This is Scott’s preliminary design for our project. The windows face south directly toward the garden. Now that the foundation is complete, the next step is to frame the walls.
Thousand Lakes Lumber, the local mill in Lyman, provided the required 5” x 5” wood – two twenty-four footers, ten eight footers and one twelve footer.
Using a water level, we were able to determine if the foundation is level. This made it possible to determine how long to cut each vertical post.
Rebar embedded in the foundation will support each frame post.
Scott measures the position of the rebar in order to drill the hole in the post in the correct place.
Marking the rebar position on the post
Drilling the post

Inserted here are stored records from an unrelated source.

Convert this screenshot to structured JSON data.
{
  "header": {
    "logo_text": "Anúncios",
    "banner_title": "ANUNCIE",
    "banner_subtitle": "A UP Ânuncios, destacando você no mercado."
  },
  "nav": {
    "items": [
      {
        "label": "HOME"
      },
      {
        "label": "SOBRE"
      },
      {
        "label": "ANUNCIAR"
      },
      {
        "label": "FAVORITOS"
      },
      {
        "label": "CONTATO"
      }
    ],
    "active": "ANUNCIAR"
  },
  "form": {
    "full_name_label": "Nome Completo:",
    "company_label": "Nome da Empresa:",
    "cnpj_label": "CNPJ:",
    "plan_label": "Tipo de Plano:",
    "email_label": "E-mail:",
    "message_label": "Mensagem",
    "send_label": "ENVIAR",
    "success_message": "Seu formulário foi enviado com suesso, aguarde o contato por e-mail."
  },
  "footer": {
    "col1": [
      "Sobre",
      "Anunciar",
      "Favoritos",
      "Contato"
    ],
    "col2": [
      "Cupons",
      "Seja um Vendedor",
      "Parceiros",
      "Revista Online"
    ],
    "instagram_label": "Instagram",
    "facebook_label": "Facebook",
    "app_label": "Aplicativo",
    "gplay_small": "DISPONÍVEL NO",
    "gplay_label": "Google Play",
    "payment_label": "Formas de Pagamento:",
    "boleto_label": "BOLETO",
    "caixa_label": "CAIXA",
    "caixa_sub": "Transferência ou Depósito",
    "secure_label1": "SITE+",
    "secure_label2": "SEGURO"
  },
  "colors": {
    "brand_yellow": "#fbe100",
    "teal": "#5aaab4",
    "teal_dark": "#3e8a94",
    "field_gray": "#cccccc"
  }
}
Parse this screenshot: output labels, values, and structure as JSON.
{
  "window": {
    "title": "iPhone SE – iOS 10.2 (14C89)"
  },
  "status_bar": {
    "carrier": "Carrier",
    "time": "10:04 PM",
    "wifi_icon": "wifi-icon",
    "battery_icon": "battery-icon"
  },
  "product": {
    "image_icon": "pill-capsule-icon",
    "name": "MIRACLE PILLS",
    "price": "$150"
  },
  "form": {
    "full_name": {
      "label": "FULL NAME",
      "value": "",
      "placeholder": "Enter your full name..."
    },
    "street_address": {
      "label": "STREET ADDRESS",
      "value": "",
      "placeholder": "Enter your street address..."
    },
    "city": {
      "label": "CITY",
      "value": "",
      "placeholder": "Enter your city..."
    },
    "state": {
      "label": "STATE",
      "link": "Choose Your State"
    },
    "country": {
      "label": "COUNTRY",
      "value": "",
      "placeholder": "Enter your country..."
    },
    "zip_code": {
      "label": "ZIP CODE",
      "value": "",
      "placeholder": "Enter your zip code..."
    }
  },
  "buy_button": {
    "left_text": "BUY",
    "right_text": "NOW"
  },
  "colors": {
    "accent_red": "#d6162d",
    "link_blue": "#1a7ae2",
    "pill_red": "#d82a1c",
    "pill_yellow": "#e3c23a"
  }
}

After drilling, the hole is filled with epoxy and the post is set in place.
Each post must be perpendicular to the foundation in all directions.
Bracing in two planes holds the post in place.
Tools used on the cross pieces
Cross pieces were secured in place using 8-inch log screws and hurricane straps. Here Scott drills the pilot hole for a screw.
One log screw in place, another in the pilot hole
Horizontal members tie the entire framework together. Now it’s really beginning to look like a structure that will protect next year’s seedlings and maybe make it possible for homegrown tomatoes in the winter!